• **TASK OBJECTIVE**:
Search the data for the string "this" and copy each line in which it appears.

Dataset rows describing interfaces
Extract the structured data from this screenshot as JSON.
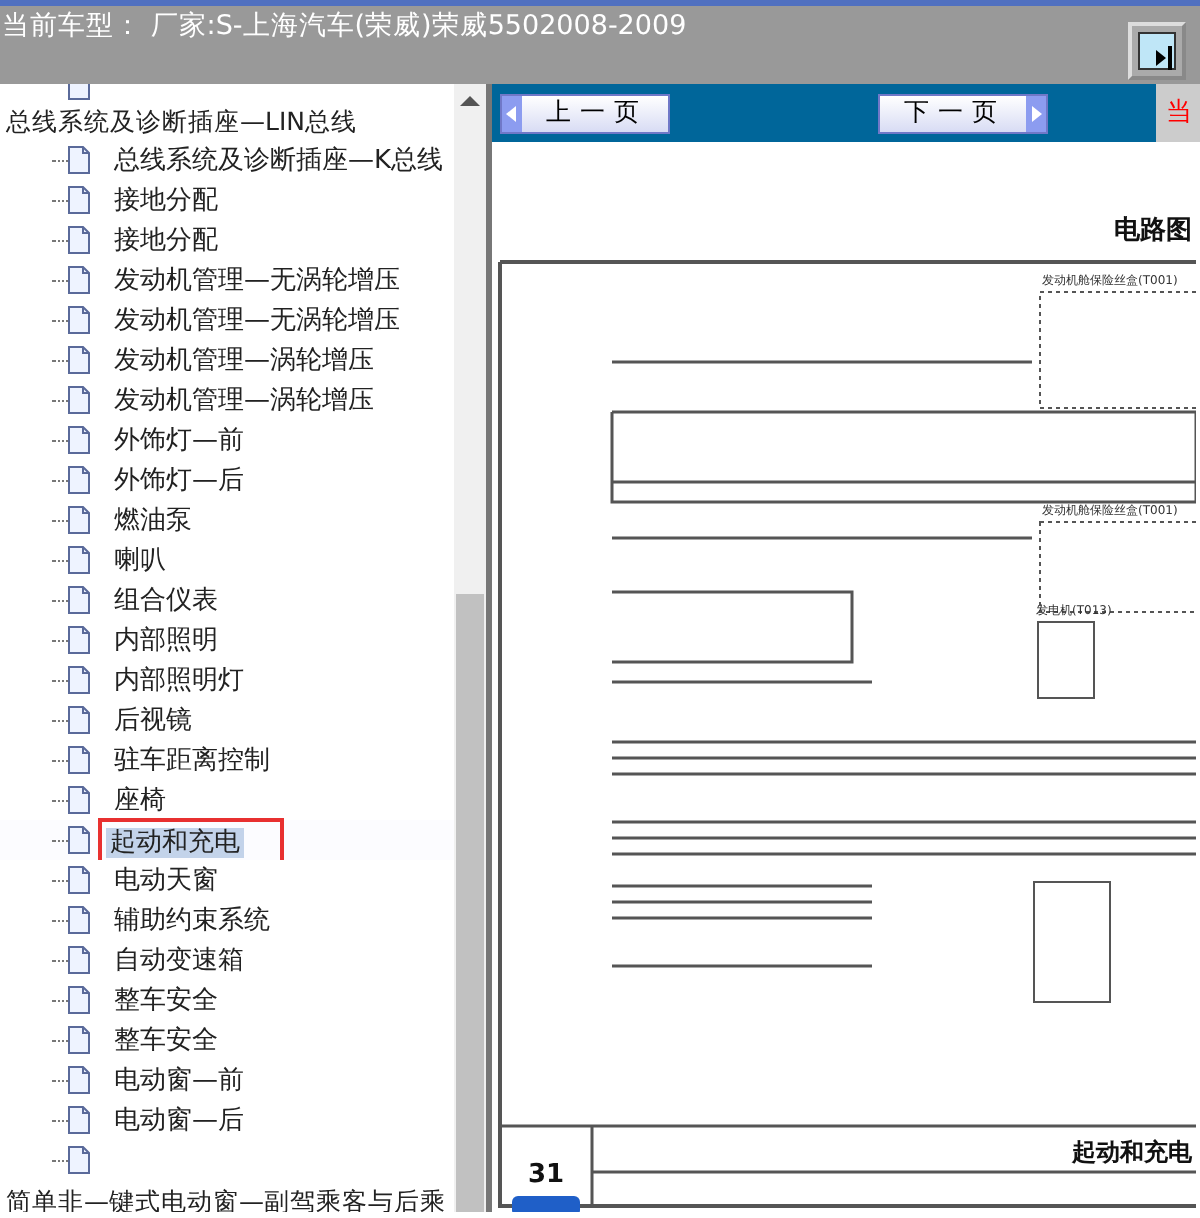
{
  "header": {
    "title": "当前车型：  厂家:S-上海汽车(荣威)荣威5502008-2009"
  },
  "tree": [
    {
      "label": "总线系统及诊断插座—LIN总线",
      "children": [
        {
          "label": "总线系统及诊断插座—K总线",
          "selected": false
        },
        {
          "label": "接地分配",
          "selected": false
        },
        {
          "label": "接地分配",
          "selected": false
        },
        {
          "label": "发动机管理—无涡轮增压",
          "selected": false
        },
        {
          "label": "发动机管理—无涡轮增压",
          "selected": false
        },
        {
          "label": "发动机管理—涡轮增压",
          "selected": false
        },
        {
          "label": "发动机管理—涡轮增压",
          "selected": false
        },
        {
          "label": "外饰灯—前",
          "selected": false
        },
        {
          "label": "外饰灯—后",
          "selected": false
        },
        {
          "label": "燃油泵",
          "selected": false
        },
        {
          "label": "喇叭",
          "selected": false
        },
        {
          "label": "组合仪表",
          "selected": false
        },
        {
          "label": "内部照明",
          "selected": false
        },
        {
          "label": "内部照明灯",
          "selected": false
        },
        {
          "label": "后视镜",
          "selected": false
        },
        {
          "label": "驻车距离控制",
          "selected": false
        },
        {
          "label": "座椅",
          "selected": false
        },
        {
          "label": "起动和充电",
          "selected": true
        },
        {
          "label": "电动天窗",
          "selected": false
        },
        {
          "label": "辅助约束系统",
          "selected": false
        },
        {
          "label": "自动变速箱",
          "selected": false
        },
        {
          "label": "整车安全",
          "selected": false
        },
        {
          "label": "整车安全",
          "selected": false
        },
        {
          "label": "电动窗—前",
          "selected": false
        },
        {
          "label": "电动窗—后",
          "selected": false
        },
        {
          "selected": false
        }
      ]
    },
    {
      "label": "简单非—键式电动窗—副驾乘客与后乘"
    }
  ],
  "toolbar": {
    "prev": "上 一 页",
    "next": "下 一 页",
    "status": "当"
  },
  "document": {
    "title": "电路图",
    "page_number": "31",
    "footer_title": "起动和充电",
    "labels": [
      "发动机舱保险丝盒(T001)",
      "发动机舱保险丝盒(T001)",
      "发电机(T013)"
    ]
  }
}
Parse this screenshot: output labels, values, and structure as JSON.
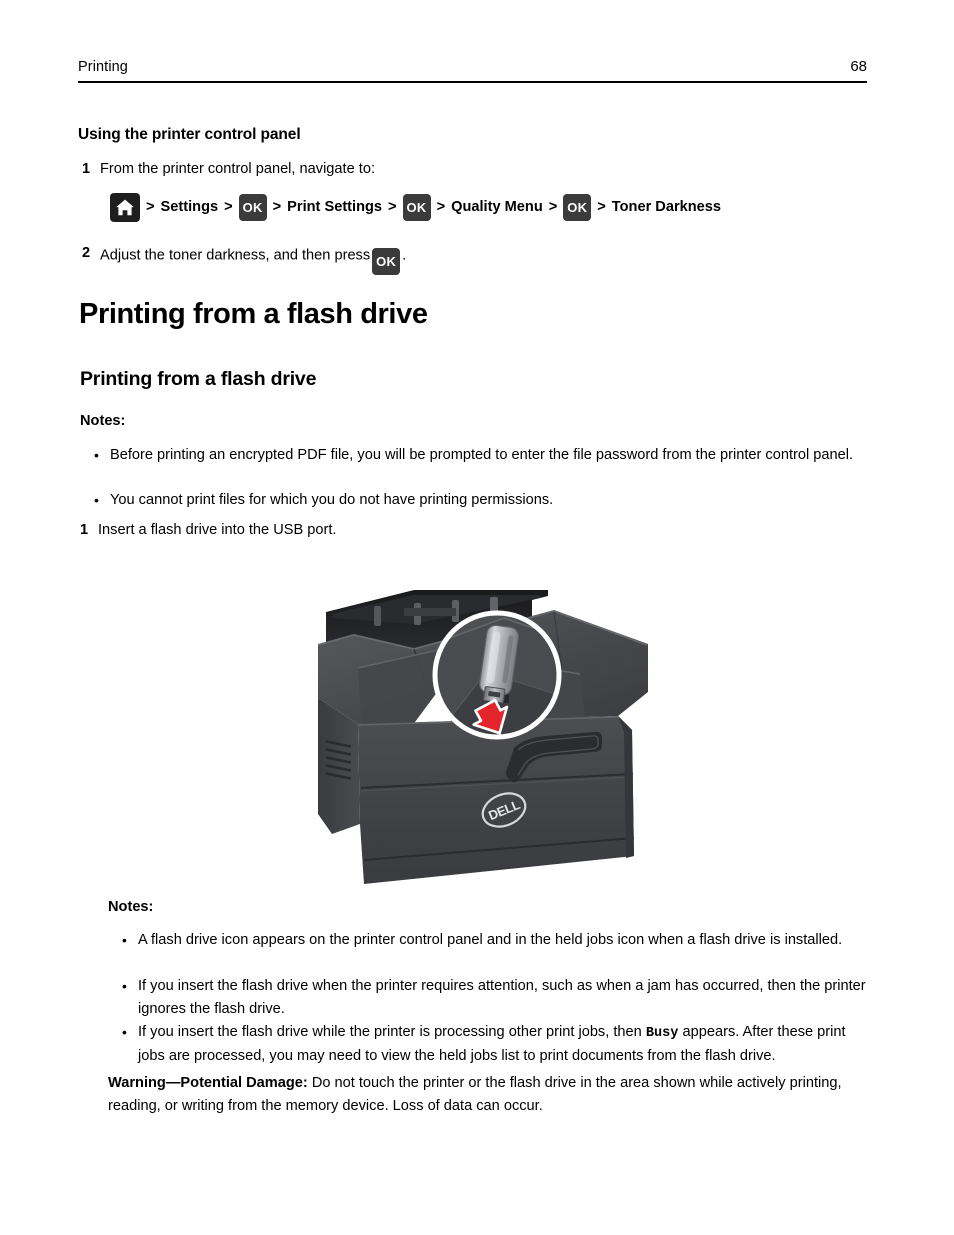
{
  "header": {
    "section_title": "Printing",
    "page_number": "68"
  },
  "control_panel_section": {
    "heading": "Using the printer control panel",
    "step1": {
      "number": "1",
      "text": "From the printer control panel, navigate to:"
    },
    "nav_path": {
      "home_icon": "home-icon",
      "separator": ">",
      "ok_label": "OK",
      "items": [
        {
          "type": "icon",
          "value": "home-icon"
        },
        {
          "type": "text",
          "value": "Settings"
        },
        {
          "type": "key",
          "value": "OK"
        },
        {
          "type": "text",
          "value": "Print Settings"
        },
        {
          "type": "key",
          "value": "OK"
        },
        {
          "type": "text",
          "value": "Quality Menu"
        },
        {
          "type": "key",
          "value": "OK"
        },
        {
          "type": "text",
          "value": "Toner Darkness"
        }
      ],
      "label_settings": "Settings",
      "label_print_settings": "Print Settings",
      "label_quality_menu": "Quality Menu",
      "label_toner_darkness": "Toner Darkness"
    },
    "step2": {
      "number": "2",
      "text_before": "Adjust the toner darkness, and then press",
      "key": "OK",
      "text_after": "."
    }
  },
  "main_heading": "Printing from a flash drive",
  "sub_heading": "Printing from a flash drive",
  "notes_top": {
    "label": "Notes:",
    "bullets": [
      "Before printing an encrypted PDF file, you will be prompted to enter the file password from the printer control panel.",
      "You cannot print files for which you do not have printing permissions."
    ]
  },
  "step_insert": {
    "number": "1",
    "text": "Insert a flash drive into the USB port."
  },
  "illustration": {
    "name": "dell-printer-usb-insert",
    "brand_logo": "DELL",
    "callout": "usb-flash-drive-insertion-zoom",
    "arrow_color": "#e4252c",
    "printer_body_color": "#3f4042",
    "flash_drive_color": "#b9bcc0"
  },
  "notes_bottom": {
    "label": "Notes:",
    "bullets": [
      "A flash drive icon appears on the printer control panel and in the held jobs icon when a flash drive is installed.",
      "If you insert the flash drive when the printer requires attention, such as when a jam has occurred, then the printer ignores the flash drive."
    ],
    "bullet_busy": {
      "before": "If you insert the flash drive while the printer is processing other print jobs, then",
      "code": "Busy",
      "after": "appears. After these print jobs are processed, you may need to view the held jobs list to print documents from the flash drive."
    }
  },
  "warning": {
    "label": "Warning—Potential Damage:",
    "text": "Do not touch the printer or the flash drive in the area shown while actively printing, reading, or writing from the memory device. Loss of data can occur."
  }
}
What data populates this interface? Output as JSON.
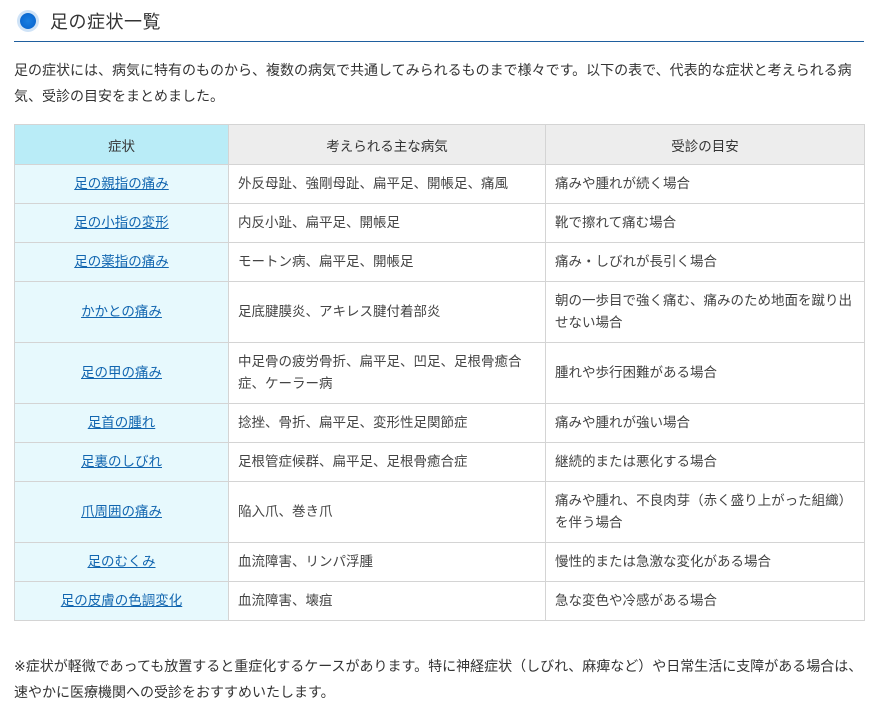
{
  "heading": {
    "title": "足の症状一覧"
  },
  "intro": "足の症状には、病気に特有のものから、複数の病気で共通してみられるものまで様々です。以下の表で、代表的な症状と考えられる病気、受診の目安をまとめました。",
  "table": {
    "headers": [
      "症状",
      "考えられる主な病気",
      "受診の目安"
    ],
    "rows": [
      {
        "symptom": "足の親指の痛み",
        "diseases": "外反母趾、強剛母趾、扁平足、開帳足、痛風",
        "guide": "痛みや腫れが続く場合"
      },
      {
        "symptom": "足の小指の変形",
        "diseases": "内反小趾、扁平足、開帳足",
        "guide": "靴で擦れて痛む場合"
      },
      {
        "symptom": "足の薬指の痛み",
        "diseases": "モートン病、扁平足、開帳足",
        "guide": "痛み・しびれが長引く場合"
      },
      {
        "symptom": "かかとの痛み",
        "diseases": "足底腱膜炎、アキレス腱付着部炎",
        "guide": "朝の一歩目で強く痛む、痛みのため地面を蹴り出せない場合"
      },
      {
        "symptom": "足の甲の痛み",
        "diseases": "中足骨の疲労骨折、扁平足、凹足、足根骨癒合症、ケーラー病",
        "guide": "腫れや歩行困難がある場合"
      },
      {
        "symptom": "足首の腫れ",
        "diseases": "捻挫、骨折、扁平足、変形性足関節症",
        "guide": "痛みや腫れが強い場合"
      },
      {
        "symptom": "足裏のしびれ",
        "diseases": "足根管症候群、扁平足、足根骨癒合症",
        "guide": "継続的または悪化する場合"
      },
      {
        "symptom": "爪周囲の痛み",
        "diseases": "陥入爪、巻き爪",
        "guide": "痛みや腫れ、不良肉芽（赤く盛り上がった組織）を伴う場合"
      },
      {
        "symptom": "足のむくみ",
        "diseases": "血流障害、リンパ浮腫",
        "guide": "慢性的または急激な変化がある場合"
      },
      {
        "symptom": "足の皮膚の色調変化",
        "diseases": "血流障害、壊疽",
        "guide": "急な変色や冷感がある場合"
      }
    ]
  },
  "note": "※症状が軽微であっても放置すると重症化するケースがあります。特に神経症状（しびれ、麻痺など）や日常生活に支障がある場合は、速やかに医療機関への受診をおすすめいたします。",
  "colors": {
    "accent": "#0e6ed6",
    "heading_rule": "#1f5f9e",
    "symptom_header_bg": "#b9ecf7",
    "symptom_cell_bg": "#e7f9fd",
    "link": "#1266b0"
  }
}
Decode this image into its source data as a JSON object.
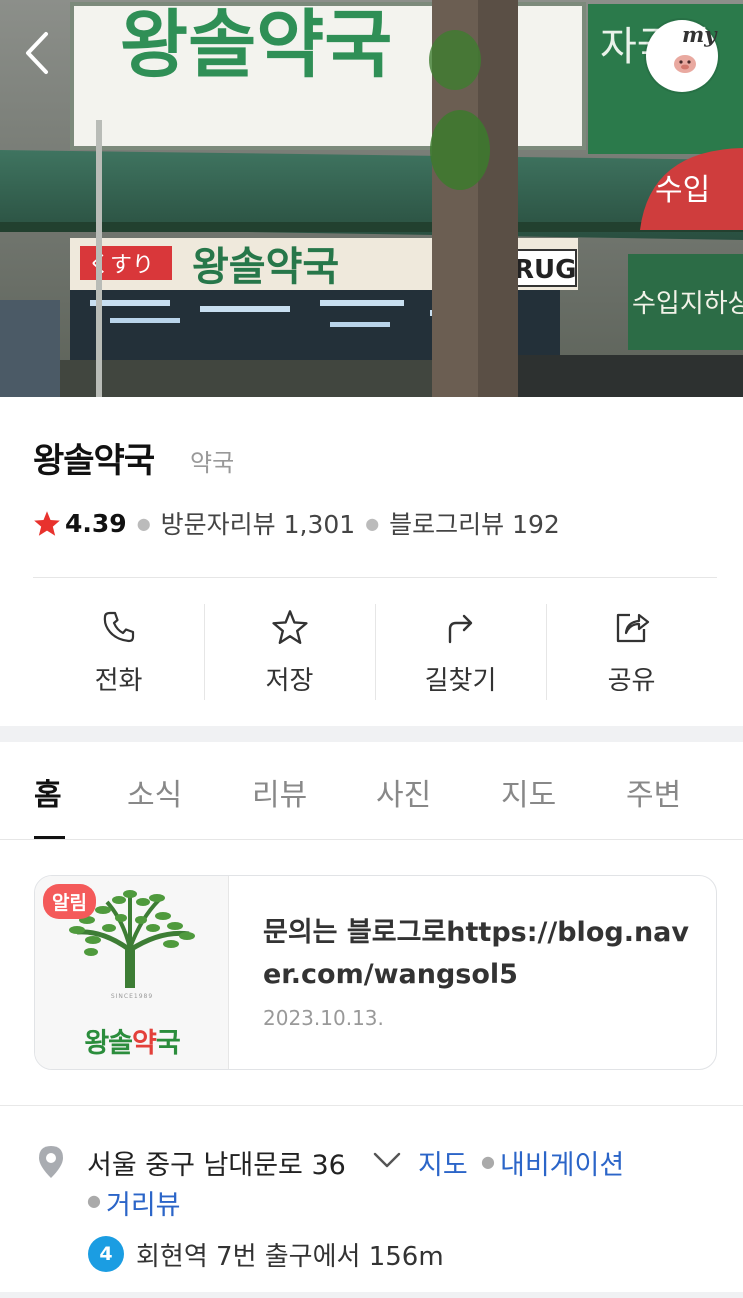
{
  "hero": {
    "photo_alt": "왕솔약국 storefront photo",
    "sign_top_text": "왕솔약국",
    "sign_low_kana": "くすり",
    "sign_low_text": "왕솔약국",
    "sign_drug": "RUG",
    "sign_side_text": "수입지하상",
    "sign_round_text": "수입"
  },
  "nav": {
    "back_icon": "chevron-left-icon",
    "my_label": "my"
  },
  "place": {
    "name": "왕솔약국",
    "category": "약국",
    "rating": "4.39",
    "visitor_review": "방문자리뷰 1,301",
    "blog_review": "블로그리뷰 192"
  },
  "actions": [
    {
      "label": "전화",
      "icon": "phone-icon"
    },
    {
      "label": "저장",
      "icon": "star-outline-icon"
    },
    {
      "label": "길찾기",
      "icon": "directions-icon"
    },
    {
      "label": "공유",
      "icon": "share-icon"
    }
  ],
  "tabs": [
    "홈",
    "소식",
    "리뷰",
    "사진",
    "지도",
    "주변"
  ],
  "active_tab": "홈",
  "notice": {
    "badge": "알림",
    "logo_since": "SINCE1989",
    "logo_text_a": "왕솔",
    "logo_text_b": "약",
    "logo_text_c": "국",
    "title": "문의는 블로그로https://blog.naver.com/wangsol5",
    "date": "2023.10.13."
  },
  "address": {
    "text": "서울 중구 남대문로 36",
    "link_map": "지도",
    "link_nav": "내비게이션",
    "link_street": "거리뷰",
    "subway_line": "4",
    "subway_text": "회현역 7번 출구에서 156m"
  },
  "colors": {
    "accent_blue": "#2b65c8",
    "star_red": "#e8322d",
    "badge_red": "#f45a5a",
    "subway_line4": "#1b9de2",
    "logo_green": "#2b8d3c"
  }
}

• **THE ANSWER**:
Extract the structured data from this screenshot as JSON.
Parse this screenshot: output labels, values, and structure as JSON.
What data populates this interface? Output as JSON.
Decode this image into its source data as a JSON object.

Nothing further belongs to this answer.